with a free 30-day trial of the VPN program.
While this may not sound like much, it’s important to
understand why it’s a big deal.
Security programs being bundled with hardware isn’t anything new. I can’t count
the amount of times I’ve seen Norton Antivirus or McAfee bundled with the
But a VPN program? I can count the number of times I’ve seen
that, and it’s 1. One time, which is now. Not many know what a VPN even is,
and while the usage of VPNs has grown considerably the past few years, the
majority haven’t even touched one.
HP bringing VPNs to users with their extremely popular laptop series is a step in the right direction.
Not many will seek VPNs out, as many either 1.) don’t know what VPNs are or 2.)
don’t care enough about their security and privacy on the Internet. But who can
say no to free things?
Having ExpressVPN preinstalled on the laptop–along with the
free trial–ensures the people who don’t use a VPN at least get the chance to
find out what it is and the benefits it brings with its usage.
This is especially important for laptop users, as laptop
users rely on public networks, which are unsecure–prone to hackers and
cybercriminals. Don’t take it from me though, take it from chief technologist
Mike Nash from HP, who had this to say on the matter:
connect to a variety of unsecured public Wi-Fi networks on a daily basis, often

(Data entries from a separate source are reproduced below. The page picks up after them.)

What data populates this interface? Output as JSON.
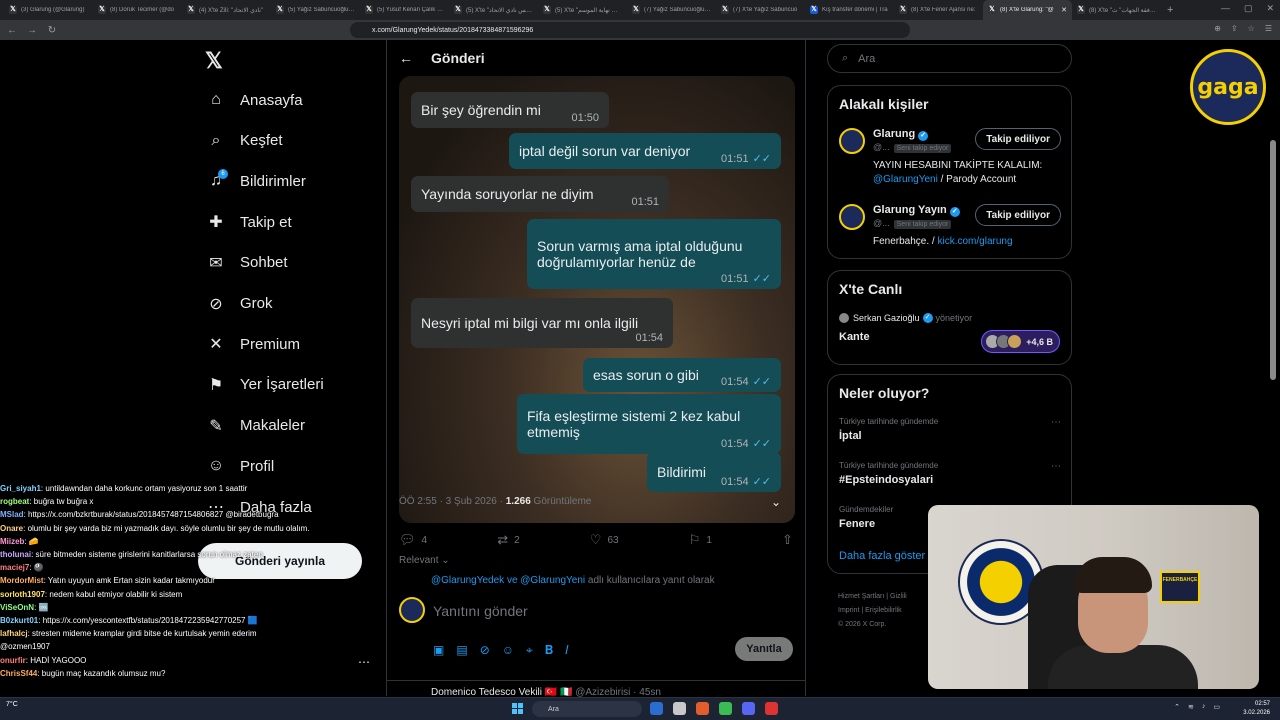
{
  "browser": {
    "tabs": [
      {
        "label": "(3) Glarung (@Glarung)",
        "color": "#333"
      },
      {
        "label": "(8) Doruk Tecimer (@do",
        "color": "#333"
      },
      {
        "label": "(4) X'te Ziİi: \"نادي الاتحاد\"",
        "color": "#333"
      },
      {
        "label": "(5) Yağız Sabuncuoğlu (@",
        "color": "#333"
      },
      {
        "label": "(5) Yusuf Kenan Çalık (@",
        "color": "#333"
      },
      {
        "label": "(5) X'te \"رئيس نادي الاتحاد\"",
        "color": "#333"
      },
      {
        "label": "(5) X'te \"نادي نهاية الموسم\"",
        "color": "#333"
      },
      {
        "label": "(7) Yağız Sabuncuoğlu (@",
        "color": "#333"
      },
      {
        "label": "(7) X'te Yağız Sabuncuo",
        "color": "#333"
      },
      {
        "label": "Kış transfer dönemi | Tra",
        "color": "#1a5ad7"
      },
      {
        "label": "(8) X'te Fener Ajansı ne: ",
        "color": "#333"
      },
      {
        "label": "(8) X'te Glarung: \"@",
        "color": "#333"
      },
      {
        "label": "(8) X'te \"موافقة الجهات\" ث",
        "color": "#333"
      }
    ],
    "active_tab": 11,
    "new_tab": "+",
    "url": "x.com/GlarungYedek/status/2018473384871596296"
  },
  "nav": {
    "items": [
      {
        "label": "Anasayfa",
        "icon": "⌂",
        "name": "home"
      },
      {
        "label": "Keşfet",
        "icon": "⌕",
        "name": "explore"
      },
      {
        "label": "Bildirimler",
        "icon": "♫",
        "name": "notifications",
        "badge": "6"
      },
      {
        "label": "Takip et",
        "icon": "✚",
        "name": "follow"
      },
      {
        "label": "Sohbet",
        "icon": "✉",
        "name": "chat"
      },
      {
        "label": "Grok",
        "icon": "⊘",
        "name": "grok"
      },
      {
        "label": "Premium",
        "icon": "✕",
        "name": "premium"
      },
      {
        "label": "Yer İşaretleri",
        "icon": "⚑",
        "name": "bookmarks"
      },
      {
        "label": "Makaleler",
        "icon": "✎",
        "name": "articles"
      },
      {
        "label": "Profil",
        "icon": "☺",
        "name": "profile"
      },
      {
        "label": "Daha fazla",
        "icon": "⋯",
        "name": "more"
      }
    ],
    "post_button": "Gönderi yayınla"
  },
  "chat": [
    {
      "user": "Gri_siyah1",
      "color": "#7fd3ff",
      "text": ": untildawndan daha korkunc ortam yasiyoruz son 1 saattir"
    },
    {
      "user": "rogbeat",
      "color": "#a0ff7a",
      "text": ": buğra tw buğra x"
    },
    {
      "user": "MSlad",
      "color": "#7fb3ff",
      "text": ": https://x.com/bzkrtburak/status/2018457487154806827 @biradetbugra"
    },
    {
      "user": "Onare",
      "color": "#ffd27f",
      "text": ": olumlu bir şey varda biz mi yazmadık dayı. söyle olumlu bir şey de mutlu olalım."
    },
    {
      "user": "Miizeb",
      "color": "#ff9ad5",
      "text": ": 🧀"
    },
    {
      "user": "tholunai",
      "color": "#c7a8ff",
      "text": ": süre bitmeden sisteme girislerini kanitlarlarsa sorun olmaz zaten"
    },
    {
      "user": "maciej7",
      "color": "#ff7f7f",
      "text": ": 🎱"
    },
    {
      "user": "MordorMist",
      "color": "#ffae5c",
      "text": ": Yatın uyuyun amk Ertan sizin kadar takmıyodur"
    },
    {
      "user": "sorloth1907",
      "color": "#ffe36b",
      "text": ": nedem kabul etmiyor olabilir ki sistem"
    },
    {
      "user": "ViSeOnN",
      "color": "#8aff8a",
      "text": ": 🆒"
    },
    {
      "user": "B0zkurt01",
      "color": "#7fd3ff",
      "text": ": https://x.com/yescontextfb/status/2018472235942770257 🟦"
    },
    {
      "user": "lafhalcj",
      "color": "#ffd27f",
      "text": ": stresten mideme kramplar girdi bitse de kurtulsak yemin ederim"
    },
    {
      "user": "",
      "color": "#fff",
      "text": "@ozmen1907"
    },
    {
      "user": "onurfir",
      "color": "#ff7f7f",
      "text": ": HADİ YAGOOO"
    },
    {
      "user": "ChrisSf44",
      "color": "#ffae5c",
      "text": ": bugün maç kazandık olumsuz mu?"
    }
  ],
  "post": {
    "header_title": "Gönderi",
    "messages": [
      {
        "dir": "in",
        "text": "Bir şey öğrendin mi",
        "time": "01:50",
        "read": ""
      },
      {
        "dir": "out",
        "text": "iptal değil sorun var deniyor",
        "time": "01:51",
        "read": "✓✓"
      },
      {
        "dir": "in",
        "text": "Yayında soruyorlar ne diyim",
        "time": "01:51",
        "read": ""
      },
      {
        "dir": "out",
        "text": "Sorun varmış ama iptal olduğunu doğrulamıyorlar henüz de",
        "time": "01:51",
        "read": "✓✓"
      },
      {
        "dir": "in",
        "text": "Nesyri iptal mi bilgi var mı onla ilgili",
        "time": "01:54",
        "read": ""
      },
      {
        "dir": "out",
        "text": "esas sorun o gibi",
        "time": "01:54",
        "read": "✓✓"
      },
      {
        "dir": "out",
        "text": "Fifa eşleştirme sistemi 2 kez kabul etmemiş",
        "time": "01:54",
        "read": "✓✓"
      },
      {
        "dir": "out",
        "text": "Bildirimi",
        "time": "01:54",
        "read": "✓✓"
      }
    ],
    "timestamp": "ÖÖ 2:55 · 3 Şub 2026 · ",
    "views": "1.266",
    "views_label": " Görüntüleme",
    "replies": "4",
    "reposts": "2",
    "likes": "63",
    "bookmarks": "1",
    "sort_label": "Relevant",
    "reply_to_mentions": "@GlarungYedek ve @GlarungYeni",
    "reply_to_suffix": " adlı kullanıcılara yanıt olarak",
    "compose_placeholder": "Yanıtını gönder",
    "reply_button": "Yanıtla",
    "next_author": "Domenico Tedesco Vekili 🇹🇷 🇮🇹",
    "next_handle": " @Azizebirisi · 45sn"
  },
  "right": {
    "search_placeholder": "Ara",
    "related_title": "Alakalı kişiler",
    "people": [
      {
        "name": "Glarung",
        "handle": "@...",
        "follows_you": "Seni takip ediyor",
        "button": "Takip ediliyor",
        "bio_pre": "YAYIN HESABINI TAKİPTE KALALIM: ",
        "bio_link": "@GlarungYeni",
        "bio_post": " / Parody Account"
      },
      {
        "name": "Glarung Yayın",
        "handle": "@...",
        "follows_you": "Seni takip ediyor",
        "button": "Takip ediliyor",
        "bio_pre": "Fenerbahçe. / ",
        "bio_link": "kick.com/glarung",
        "bio_post": ""
      }
    ],
    "live_title": "X'te Canlı",
    "live_host": "Serkan Gazioğlu",
    "live_role": "yönetiyor",
    "live_space": "Kante",
    "live_count": "+4,6 B",
    "trends_title": "Neler oluyor?",
    "trends": [
      {
        "context": "Türkiye tarihinde gündemde",
        "topic": "İptal"
      },
      {
        "context": "Türkiye tarihinde gündemde",
        "topic": "#Epsteindosyalari"
      },
      {
        "context": "Gündemdekiler",
        "topic": "Fenere"
      }
    ],
    "show_more": "Daha fazla göster",
    "footer": [
      "Hizmet Şartları",
      "Gizlili",
      "Imprint",
      "Erişilebilirlik",
      "© 2026 X Corp."
    ]
  },
  "overlay": {
    "logo_text": "gaga",
    "poster_text": "FENERBAHÇE"
  },
  "taskbar": {
    "weather": "7°C",
    "search_placeholder": "Ara",
    "time": "02:57",
    "date": "3.02.2026"
  }
}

without realizing the security and privacy risks…We are excited to be adding
ExpressVPN to the set of security offerings for our consumer customers.”
So while this partnership seems like a minor footnote in an

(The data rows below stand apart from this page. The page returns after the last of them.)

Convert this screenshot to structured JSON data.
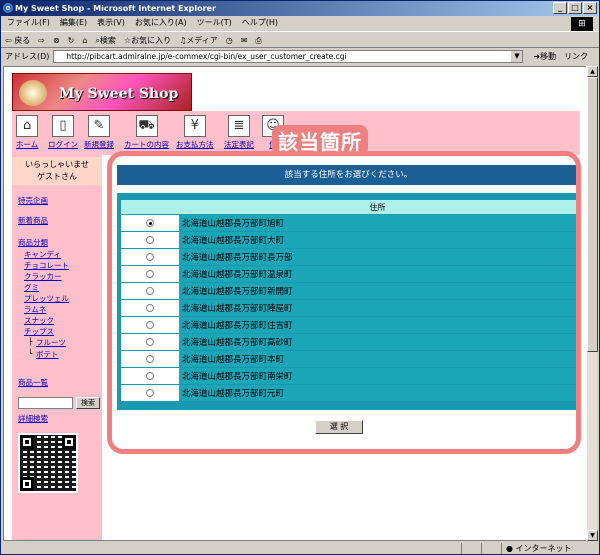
{
  "window": {
    "title": "My Sweet Shop - Microsoft Internet Explorer"
  },
  "menubar": [
    "ファイル(F)",
    "編集(E)",
    "表示(V)",
    "お気に入り(A)",
    "ツール(T)",
    "ヘルプ(H)"
  ],
  "toolbar": {
    "back": "戻る",
    "search": "検索",
    "favorites": "お気に入り",
    "media": "メディア"
  },
  "addressbar": {
    "label": "アドレス(D)",
    "url": "http://pibcart.admiralne.jp/e-commex/cgi-bin/ex_user_customer_create.cgi",
    "go": "移動",
    "links": "リンク"
  },
  "statusbar": {
    "zone": "インターネット"
  },
  "site": {
    "logo": "My Sweet Shop"
  },
  "nav": [
    {
      "label": "ホーム",
      "icon": "home-icon"
    },
    {
      "label": "ログイン",
      "icon": "login-door-icon"
    },
    {
      "label": "新規登録",
      "icon": "pen-icon"
    },
    {
      "label": "カートの内容",
      "icon": "cart-icon"
    },
    {
      "label": "お支払方法",
      "icon": "yen-icon"
    },
    {
      "label": "法定表記",
      "icon": "document-icon"
    },
    {
      "label": "個",
      "icon": "person-icon"
    }
  ],
  "sidebar": {
    "welcome1": "いらっしゃいませ",
    "welcome2": "ゲストさん",
    "special": "特売企画",
    "new": "新着商品",
    "category": "商品分類",
    "categories": [
      "キャンディ",
      "チョコレート",
      "クラッカー",
      "グミ",
      "プレッツェル",
      "ラムネ",
      "スナック",
      "チップス"
    ],
    "sub": [
      "フルーツ",
      "ポテト"
    ],
    "list": "商品一覧",
    "search_btn": "検索",
    "advanced": "詳細検索"
  },
  "main": {
    "header": "該当する住所をお選びください。",
    "col_address": "住所",
    "rows": [
      "北海道山越郡長万部町旭町",
      "北海道山越郡長万部町大町",
      "北海道山越郡長万部町長万部",
      "北海道山越郡長万部町温泉町",
      "北海道山越郡長万部町新開町",
      "北海道山越郡長万部町陣屋町",
      "北海道山越郡長万部町住吉町",
      "北海道山越郡長万部町高砂町",
      "北海道山越郡長万部町本町",
      "北海道山越郡長万部町南栄町",
      "北海道山越郡長万部町元町"
    ],
    "selected_index": 0,
    "submit": "選 択"
  },
  "annotation": "該当箇所",
  "colors": {
    "header": "#1a5f96",
    "table": "#1899b0",
    "highlight": "#f08080",
    "sidebar": "#ffc0cb"
  }
}
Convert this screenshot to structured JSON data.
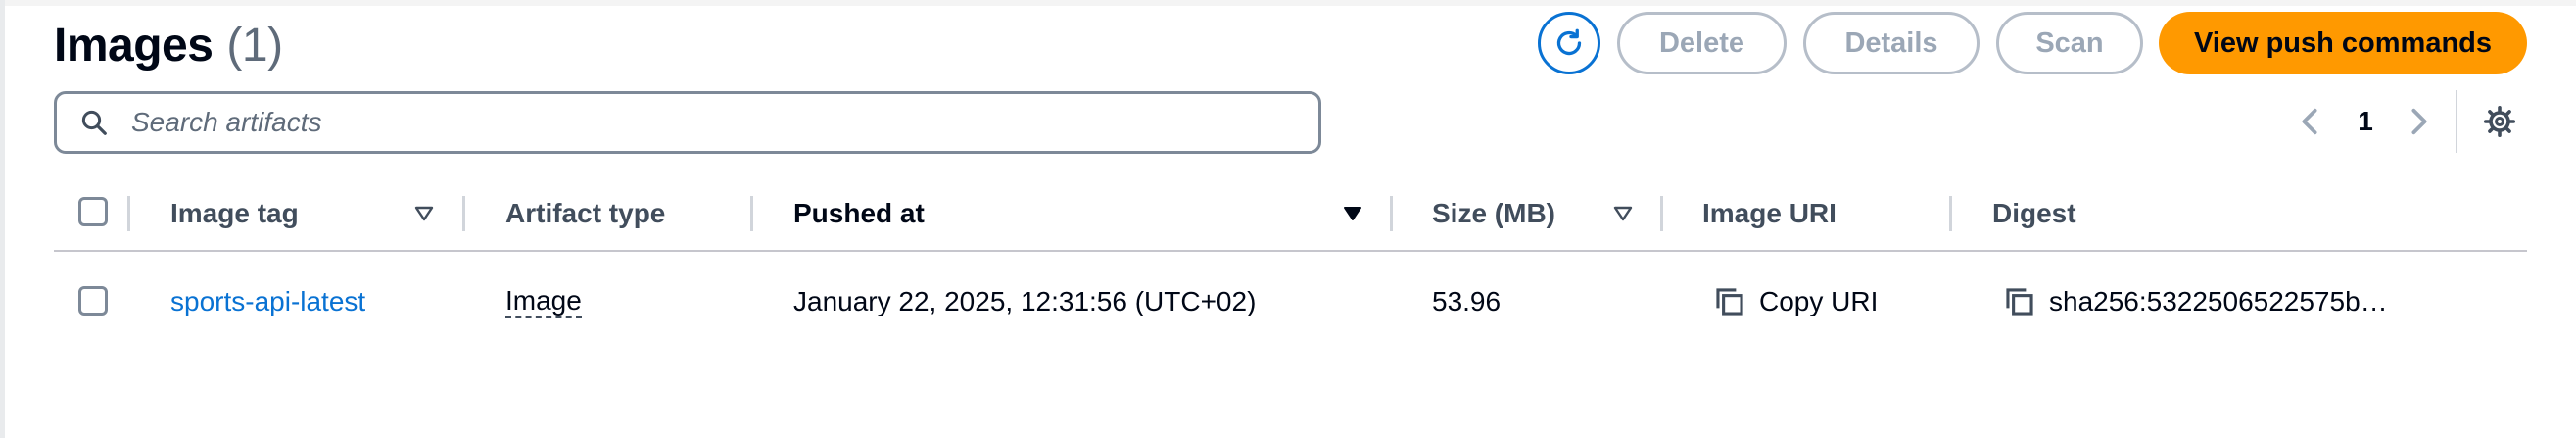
{
  "header": {
    "title": "Images",
    "count": "(1)"
  },
  "toolbar": {
    "delete_label": "Delete",
    "details_label": "Details",
    "scan_label": "Scan",
    "primary_label": "View push commands"
  },
  "search": {
    "placeholder": "Search artifacts",
    "value": ""
  },
  "pagination": {
    "current_page": "1"
  },
  "table": {
    "columns": [
      {
        "label": "Image tag",
        "sort": "sortable"
      },
      {
        "label": "Artifact type",
        "sort": "none"
      },
      {
        "label": "Pushed at",
        "sort": "descending"
      },
      {
        "label": "Size (MB)",
        "sort": "sortable"
      },
      {
        "label": "Image URI",
        "sort": "none"
      },
      {
        "label": "Digest",
        "sort": "none"
      }
    ],
    "rows": [
      {
        "image_tag": "sports-api-latest",
        "artifact_type": "Image",
        "pushed_at": "January 22, 2025, 12:31:56 (UTC+02)",
        "size_mb": "53.96",
        "image_uri": "Copy URI",
        "digest": "sha256:5322506522575b…"
      }
    ]
  },
  "colors": {
    "primary": "#ff9900",
    "link": "#0972d3",
    "disabled_text": "#9ba7b6",
    "text": "#000716"
  },
  "icons": [
    "refresh-icon",
    "search-icon",
    "chevron-left-icon",
    "chevron-right-icon",
    "settings-gear-icon",
    "sort-icon",
    "copy-icon"
  ]
}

otherwise great press release, it’s much
more. Sure, we can’t expect much to happen in the short-term, as the
adoption of technologies–especially software–takes time. However, in the long
term, I believe this partnership will have more influence over the industry,
whether HP planned on that or not.
ExpressVPN’s Future Plans
While HP may be content with their partnership, ExpressVPN
aims for more. According to their HP partnership post, the company plans on
more partnerships and, consequentially, more exposure for VPNs and
“And HP is not the
only major technology brand that recognizes the need for VPNs—we’re excited to
say that in the coming months we’ll have even more partnership announcements to
VPN companies have actually been pushing for more exposure
in the past couple of years. I’ve seen many content creators sponsored by
numerous VPN companies in the past year, which is something I would’ve never
expected back in 2017.
It’s clear that these VPN companies are aiming for more
exposure, but not for their company. No, these companies want to bring
awareness to the general populace about the dangers of the Internet and why
security software is necessary, not optional.
Will they succeed? With ExpressVPN partnering with multiple
tech companies, other VPN companies sponsoring popular content creators, and
even security software like LastPass pushing for more exposure, I don’t see why
The cybersecurity industry is the perfect example of an
industry that, while unappreciated and underrated, is growing to unprecedented
heights. With VPNs gradually becoming adopted tools of
security among the general populace and password managers become a part of
everyday life for many, security is improving for the average user, but it’s up
to tech companies to help these security tools flourish.
HP and ExpressVPN’s partnership
represents this. Sure, both companies would be just fine working by themselves,
but their working together accomplishes two things: exposing each other’s
products to other people and helping each other’s industries to grow.
The specs of HP’s new laptop are impressive, but HP’s
willingness to aid the cybersecurity industry is exciting.
If you’re interested in HP’s Spectre 13 and the chance to
test drive ExpressVPN’s security software, you’ll have your chance to
mid-October when the laptop releases, though a specific release date has not
been given. If you’re worried about security while hopping from coffee shop to coffee
shop (like me), then this may be the laptop for you.
Jack Warner is an accomplished cybersecurity expert with years of experience under his belt at TechWarn, a trusted digital agency to world-class cybersecurity companies. A passionate digital safety advocate himself, Jack frequently contributes to tech blogs and digital media sharing expert insights on cybersecurity and privacy tools.